The vast majority of spending in Africa takes place in informal markets that remain overlooked by traditional measures. The modern retail channel only accounts for 10% of the total retailing value in the region, to the extent that it is more accurate to refer to these informal markets as the Main Market sector.
Africa is Mobile
Africans are early adopters of mobile money – more than half of global mobile-money service operators are located in Sub-Saharan Africa. The continent has the highest unbanked population in the world, the fastest growing population, and the highest proportion of microbusinesses. Mobile phones are the main source of access to the Internet for young consumers in Africa and in 2020, transactions on mobile money platforms reached $490 billion, a trend that the covid pandemic has hastened.
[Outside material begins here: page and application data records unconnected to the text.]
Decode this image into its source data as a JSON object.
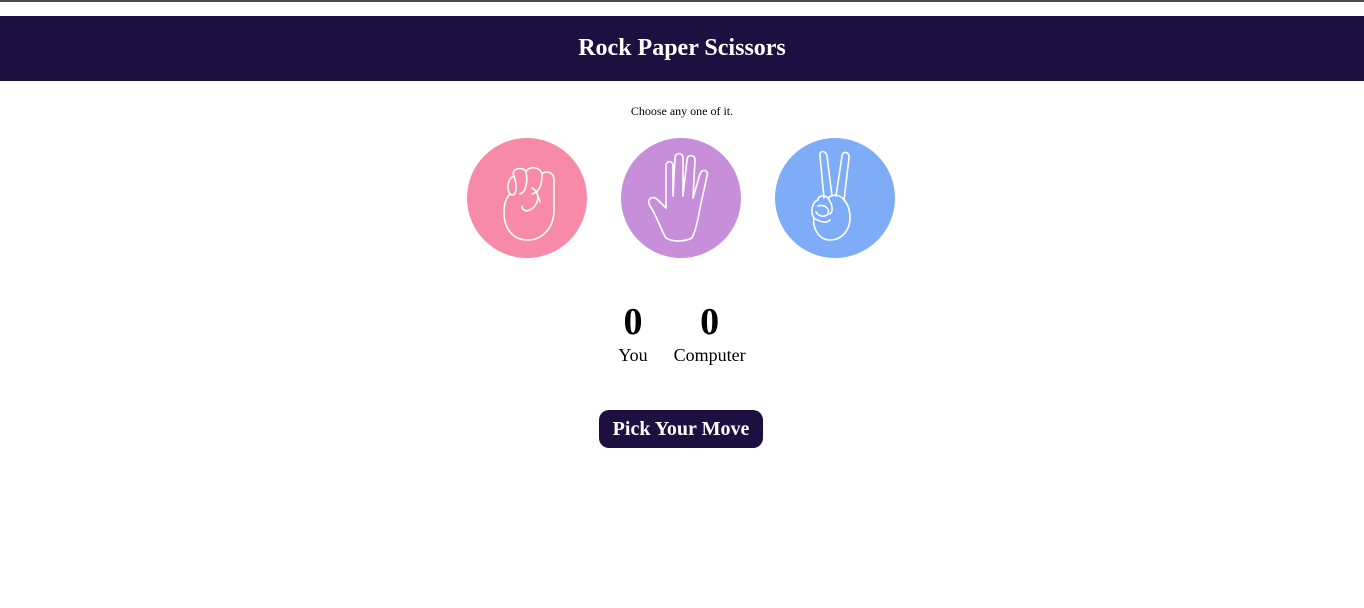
{
  "header": {
    "title": "Rock Paper Scissors"
  },
  "prompt": "Choose any one of it.",
  "choices": [
    {
      "name": "rock",
      "icon": "rock-fist-icon",
      "color": "#f78aa6"
    },
    {
      "name": "paper",
      "icon": "paper-hand-icon",
      "color": "#c78fda"
    },
    {
      "name": "scissors",
      "icon": "scissors-hand-icon",
      "color": "#7eacf7"
    }
  ],
  "score": {
    "user": {
      "value": "0",
      "label": "You"
    },
    "computer": {
      "value": "0",
      "label": "Computer"
    }
  },
  "action": {
    "label": "Pick Your Move"
  },
  "colors": {
    "brand": "#1d0f40"
  }
}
Mobile payments are also accelerating in the ecommerce environment, and is predicted to be the driving force behind digital transformation in payments globally over the next five years. The digital payments market has matured faster in Africa than it has in Europe: The number of electronic payment transactions in Nigeria grew from 66 million in 2008 to over two billion in 2018. By way of example, the number of electronic payments in France has grown in the past decade, from 33 million in 2009 to only 61.5 million in 2018.
However, mobile payments are not able to transact cross-jurisdictionally and so limits growth of African commerce into global markets.
Africa is Crypto
At the same time, the Sub-Saharan region has the largest volume of retail transactions in crypto (defined as less than USD10,000) and remittances from abroad, and despite a recent ban on crypto in Nigeria, transaction volumes were unchanged.
The bottom line:
Looking at these three trends, we predict that as an electronic, peer-to-peer, universally accessible currency, crypto holds particular promise to catapult Africans into a truly globally competitive and accessible e-commerce era.
Graph: Registered mobile money accounts in world regions, 2013-18 (GSMA, 2020).
About the authors
Bernobin is BERNelle and rOBIN’s adventures in online payments, crypto and the metaverse.
This thought piece was written as part of Robin Philip’s Masters research in Digital Currency, to update his 20 years experience in online payments. As co-founder of African Payment Solutions, a pan-African eCommerce payments company for multinational eCommerce merchants, he is considering how to best serve clients in the rapidly evolving future of ecommerce.
Bernelle Verster is trained as a bioprocess engineer, and recently changed gear to explore 3D geospatial and data visualisation, with great excitement for the metaverse. Her interest is in interfaces, the spaces between: How we transition responsibly to a decentralised … more democratic?, more digital way of doing things? How does that link back to the physical world? How do we empower people who have thus far been excluded from the dominant economic forces?
- https://www.giz.de/expertise/downloads/Blockchain in Africa.pdf